A file photo of monk Lobsang Tsultrim. (Photo/Kirti monastery)
DHARAMSHALA, March 16: Exactly a year after monk Phuntsog set himself on fire demanding the return of the Dalai Lama from exile and freedom in Tibet, another Tibetan has set himself on fire today.
Lobsang Tsultrim, a 20-year-old monk from the besieged Kirti monastery in the Ngaba region of eastern Tibet set his body on fire at around 5 pm local time.
According to the exile base of Kirti monastery in Dharamshala, Lobsang Tsultrim set himself ablaze on the main street in the upper region of Ngaba town.

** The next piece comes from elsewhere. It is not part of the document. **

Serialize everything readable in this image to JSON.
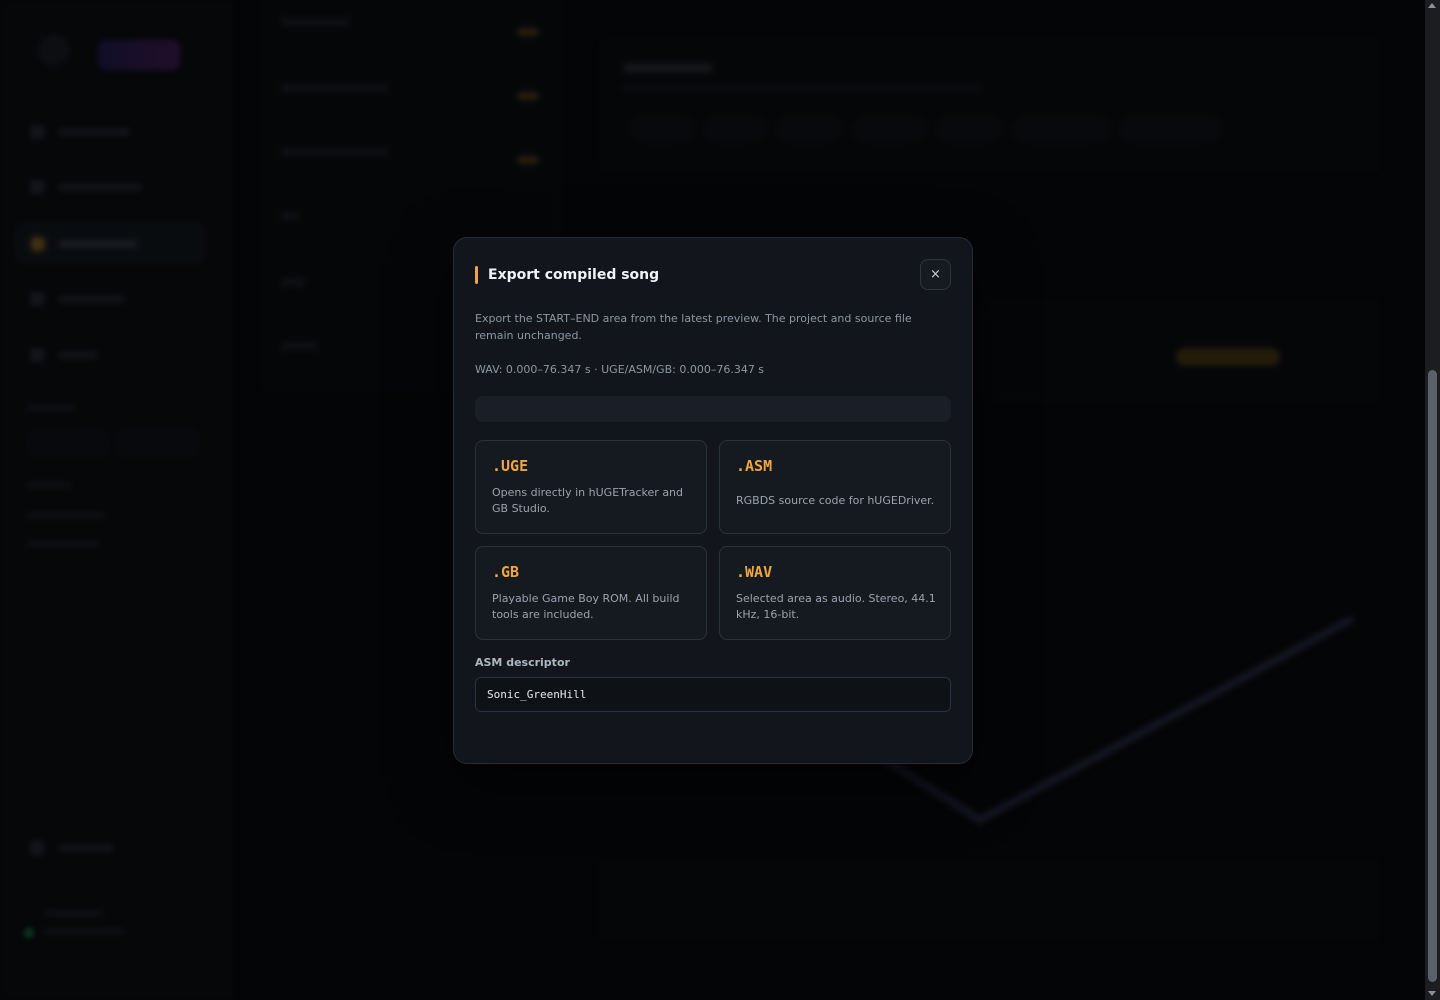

“Lobsang Tsultrim was enveloped in flames and raising slogans as he started marching up the main road,” the release said. “Upon seeing Chinese security personnel rushing towards him, Lobsang Tsultrim turned back but another security personnel present there struck him and he fell on the ground.”
The fire was extinguished and Lobsang Tsultrim was thrown into a police vehicle.
“Even as Chinese security personnel had pinned him on the floor of the moving vehicle, Lobsang Tsultrim was seen raising his fist in the air and raising slogans,” the release said quoting eyewitnesses.
Born to Yeshi and Tsedron, Lobsang Tsultrim is the eldest of four siblings.
He was enrolled into the monastic order at the age of eight and throughout his schooling years, he was amongst the brightest students in the monastery.
Lobsang Tsultrim has been described by his peers as “well-behaved and friendly.”
Since Phuntsog’s self-immolation protest, 28 Tibetans have torched their bodies in the past one year alone, protesting China’s continued occupation of Tibet.
In anticipation of protests on the one-year anniversary of monk Phuntsog’s self-immolation, Chinese security personnel were on high alert since morning, the release said.
In the past few months, several foreign journalists attempting to enter the Ngaba region including reporters from the BBC and CNN have been detained, thrown out, and threatened of visa revocations.
However, journalists who have been able to slip through the tight security cordon have described the town, which has been at the centre of the fiery protests, as a “conflict zone” under “stifling lockdown.”
An Associated Press journalist reported that soldiers with helmets, rifles, sticks, and shields marching in rows were not only patrolling the streets, but also “policing the minds” of the community.
"The locals are definitely feeling very heavy-hearted, very frustrated, all day. The soldiers are everywhere," the report quoted a teacher as saying. "At every moment, people wonder what will happen to the person next to them, what the soldiers will do to them."
One of the first to gain access to the region, a Guardian reporter, revealed that Chinese paramilitaries were trying to “snuff out Tibetan resistance to Beijing's rule with spiked batons, semi-automatic weapons and fire extinguishers.”
"Essentially you've got a town that's on edge - a town that's divided between the potential immolators and those standing by to extinguish," the Guardian reported.
Many countries have expressed serious concerns over the ongoing crisis inside Tibet and urged China to address the grievances of the Tibetan people.
The Tibetan exile parliament, which is currently in session, held extensive discussions on the spate of self-immolations and mass protests inside Tibet and passed a unanimous resolution urging the Chinese leadership to immediately end its repressive policies in Tibet and allow an international fact-finding delegation to visit Tibetan areas.